ELLIOT: Hope your wife enjoys it – I love this version, the boys are relishing the whole performance, it’s a delight to see. Your foster work is inspiring – like seeks like, and your wife and her friend are clearly have the same good hearts! :)

DAMARIA: More like standing still (exhausted!) at the moment, but hopefully will soon get moving again!

PAUL: I do find music (particularly chants – the Gayatri mantra had a profound effect on me) incredibly soothing and healing. Shosholoza is a song that inspires and uplifts and encourages. The movie you saw was Invictus – excellent portrayal of the times.

CLAIRE: This must have made you a wee bit homesick?

HELEN: Hope you did dance along – it’s that kind of song!
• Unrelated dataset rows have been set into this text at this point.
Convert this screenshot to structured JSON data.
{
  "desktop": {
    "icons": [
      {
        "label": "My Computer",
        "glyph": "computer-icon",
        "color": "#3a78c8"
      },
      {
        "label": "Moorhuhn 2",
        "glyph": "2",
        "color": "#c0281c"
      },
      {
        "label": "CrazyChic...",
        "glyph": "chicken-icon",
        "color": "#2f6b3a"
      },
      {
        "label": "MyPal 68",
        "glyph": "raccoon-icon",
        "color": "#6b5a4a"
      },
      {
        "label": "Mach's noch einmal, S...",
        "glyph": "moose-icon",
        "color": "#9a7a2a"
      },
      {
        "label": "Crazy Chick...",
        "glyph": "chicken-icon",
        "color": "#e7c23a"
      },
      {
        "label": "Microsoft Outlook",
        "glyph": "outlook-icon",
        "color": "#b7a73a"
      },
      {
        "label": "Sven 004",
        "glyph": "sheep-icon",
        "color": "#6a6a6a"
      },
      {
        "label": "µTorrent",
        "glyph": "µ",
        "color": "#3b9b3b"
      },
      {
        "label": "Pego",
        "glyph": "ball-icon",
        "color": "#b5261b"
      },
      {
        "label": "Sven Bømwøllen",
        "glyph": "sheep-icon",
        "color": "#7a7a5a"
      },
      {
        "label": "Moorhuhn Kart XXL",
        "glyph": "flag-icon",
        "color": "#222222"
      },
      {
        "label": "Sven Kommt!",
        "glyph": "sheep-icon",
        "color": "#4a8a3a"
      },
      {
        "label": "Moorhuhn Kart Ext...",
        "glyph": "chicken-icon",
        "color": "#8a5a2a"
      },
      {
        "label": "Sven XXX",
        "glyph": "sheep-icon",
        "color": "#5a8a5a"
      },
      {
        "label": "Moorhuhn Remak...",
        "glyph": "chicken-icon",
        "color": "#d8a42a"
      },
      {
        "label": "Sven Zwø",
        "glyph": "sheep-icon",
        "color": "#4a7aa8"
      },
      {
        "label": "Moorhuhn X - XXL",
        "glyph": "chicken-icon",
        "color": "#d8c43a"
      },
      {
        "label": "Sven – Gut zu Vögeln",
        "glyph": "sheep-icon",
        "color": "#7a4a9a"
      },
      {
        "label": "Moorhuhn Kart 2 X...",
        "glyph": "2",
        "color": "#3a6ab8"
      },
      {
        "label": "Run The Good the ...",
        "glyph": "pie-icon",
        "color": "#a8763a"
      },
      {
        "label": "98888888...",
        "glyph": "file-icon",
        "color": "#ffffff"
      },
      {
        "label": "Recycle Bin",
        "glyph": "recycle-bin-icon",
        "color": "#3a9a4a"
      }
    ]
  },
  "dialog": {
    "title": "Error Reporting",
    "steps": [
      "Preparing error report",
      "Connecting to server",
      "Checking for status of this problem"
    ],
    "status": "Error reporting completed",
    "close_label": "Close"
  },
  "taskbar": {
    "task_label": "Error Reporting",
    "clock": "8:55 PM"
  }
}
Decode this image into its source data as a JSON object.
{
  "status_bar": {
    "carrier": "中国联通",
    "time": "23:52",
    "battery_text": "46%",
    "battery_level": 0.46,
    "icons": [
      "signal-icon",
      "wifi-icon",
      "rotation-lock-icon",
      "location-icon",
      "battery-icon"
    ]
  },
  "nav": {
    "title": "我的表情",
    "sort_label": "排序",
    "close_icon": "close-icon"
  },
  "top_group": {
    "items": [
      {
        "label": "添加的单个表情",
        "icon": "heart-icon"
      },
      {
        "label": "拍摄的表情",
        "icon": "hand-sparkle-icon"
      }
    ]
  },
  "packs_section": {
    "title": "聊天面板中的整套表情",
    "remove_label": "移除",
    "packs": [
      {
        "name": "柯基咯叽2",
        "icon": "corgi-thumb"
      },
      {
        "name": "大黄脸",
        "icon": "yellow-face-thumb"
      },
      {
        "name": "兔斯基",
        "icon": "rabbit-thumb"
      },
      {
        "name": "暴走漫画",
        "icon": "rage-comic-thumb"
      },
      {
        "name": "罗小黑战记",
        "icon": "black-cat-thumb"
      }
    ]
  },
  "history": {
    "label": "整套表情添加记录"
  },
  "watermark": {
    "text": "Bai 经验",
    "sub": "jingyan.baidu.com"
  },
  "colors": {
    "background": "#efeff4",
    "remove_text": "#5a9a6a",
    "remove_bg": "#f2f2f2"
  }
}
JUDITH: What a beautiful blessing; I can only endorse every word you’ve said!

Cold As Heaven said...

Yes, for sure, I watched the 2010 World Cup. Unfortunately, there's no WC this year.

Cold As Heaven

Judy Croome said...

COLD: There's a rugby world cup coming up later this year in New Zealand...I know it's not soccer, but still...:)

Nas Dean said...

Hi Judy,

Music is the universal language of love. I loved your awesome post. Thanks for sharing.

And as for Rugby, that's when our small country's name gets BIG exposure! And we all stay glued to the live TV broadcasting rugby!

And I won the Week 3 Goodie bag! Yaay!

Judy Croome said...

NAS: As some other writer said...if music be the food of love, play on! :) And, of course, in South African minds the word FIJI = RUGBY (as in HUGE, hunky rugby players!) And, yes, you won Week 3 goody bag which is on its way to you - hope you enjoy! :)

A Cuban In London said...

I love the beat. It's contagious. I've already watched/listened to the clip a couple of times. I didn't know the back story to the song so thanks a mill for bringing it to our attention. Beautiful post.

Greetings from London.

Judy Croome said...

CUBAN: The song *is* contagious - you can see how that driving beat gets into the blood from the look on the young boys faces.

Hilary said...

Hi Judy .. I love the African rythyms and this rendition of the gumboot dance is superb - the Drakensburg choirs are always gorgeous to listen to .. music is certainly uplifting .. love it.

I brought back a book on mine dances published by the Chamber of Mines sometime when .. and had always thought I'd love to do a post on them sometime .. but much better to hear from someone who knows that culture and land so much better than me!

Thanks Judy .. lovely to read about the the vuvuzulas certainly attracted attention and in some neightbourhoods couldn't fail to do so! Cheers and hope you had a lovely day yesterday .. and a good weekend .. Hilary

Judy Croome said...

HILARY: we went to a show at the school once - such a wonderful experience to hear this talented choir singing against the backdrop of the magnificent Drakensberg mountains.